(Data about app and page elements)
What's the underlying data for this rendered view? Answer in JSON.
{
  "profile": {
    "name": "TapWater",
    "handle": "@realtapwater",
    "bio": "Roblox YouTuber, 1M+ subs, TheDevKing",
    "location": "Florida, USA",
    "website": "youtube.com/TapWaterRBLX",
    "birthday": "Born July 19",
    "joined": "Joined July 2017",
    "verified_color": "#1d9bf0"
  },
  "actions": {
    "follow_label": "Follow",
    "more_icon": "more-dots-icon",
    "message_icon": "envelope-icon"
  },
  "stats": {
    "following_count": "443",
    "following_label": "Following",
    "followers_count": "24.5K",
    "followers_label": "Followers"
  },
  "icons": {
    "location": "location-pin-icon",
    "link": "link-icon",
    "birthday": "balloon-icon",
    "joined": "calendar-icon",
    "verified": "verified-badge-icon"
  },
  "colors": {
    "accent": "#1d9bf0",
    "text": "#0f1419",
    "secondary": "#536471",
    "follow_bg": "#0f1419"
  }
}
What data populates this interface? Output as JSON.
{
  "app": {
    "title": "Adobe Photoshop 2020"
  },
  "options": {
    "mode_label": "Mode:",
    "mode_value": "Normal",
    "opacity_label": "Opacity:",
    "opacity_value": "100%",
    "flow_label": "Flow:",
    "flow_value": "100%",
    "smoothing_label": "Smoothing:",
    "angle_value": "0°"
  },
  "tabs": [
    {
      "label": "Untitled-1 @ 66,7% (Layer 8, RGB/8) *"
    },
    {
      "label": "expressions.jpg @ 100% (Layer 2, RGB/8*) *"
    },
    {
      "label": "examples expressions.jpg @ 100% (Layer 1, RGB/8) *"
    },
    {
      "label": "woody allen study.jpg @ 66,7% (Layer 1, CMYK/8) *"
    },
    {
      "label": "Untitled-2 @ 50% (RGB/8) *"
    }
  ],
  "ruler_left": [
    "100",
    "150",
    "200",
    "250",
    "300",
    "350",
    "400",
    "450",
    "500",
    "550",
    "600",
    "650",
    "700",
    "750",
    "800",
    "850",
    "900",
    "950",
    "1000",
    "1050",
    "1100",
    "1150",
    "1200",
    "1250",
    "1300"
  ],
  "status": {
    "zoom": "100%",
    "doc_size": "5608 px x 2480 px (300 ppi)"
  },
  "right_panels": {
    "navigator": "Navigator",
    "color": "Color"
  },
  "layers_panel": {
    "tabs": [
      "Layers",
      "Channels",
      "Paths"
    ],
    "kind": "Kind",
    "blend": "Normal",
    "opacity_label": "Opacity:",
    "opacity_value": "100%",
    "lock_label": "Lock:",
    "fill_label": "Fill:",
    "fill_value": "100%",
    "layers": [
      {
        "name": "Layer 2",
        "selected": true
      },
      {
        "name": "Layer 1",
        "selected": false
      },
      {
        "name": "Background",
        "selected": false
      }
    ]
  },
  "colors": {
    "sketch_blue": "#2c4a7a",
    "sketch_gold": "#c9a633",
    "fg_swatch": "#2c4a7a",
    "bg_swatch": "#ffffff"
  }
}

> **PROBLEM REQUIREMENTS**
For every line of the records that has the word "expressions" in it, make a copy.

> **ANSWER BELOW**
      "label": "expressions.jpg @ 100% (Layer 2, RGB/8*) *"
      "label": "examples expressions.jpg @ 100% (Layer 1, RGB/8) *"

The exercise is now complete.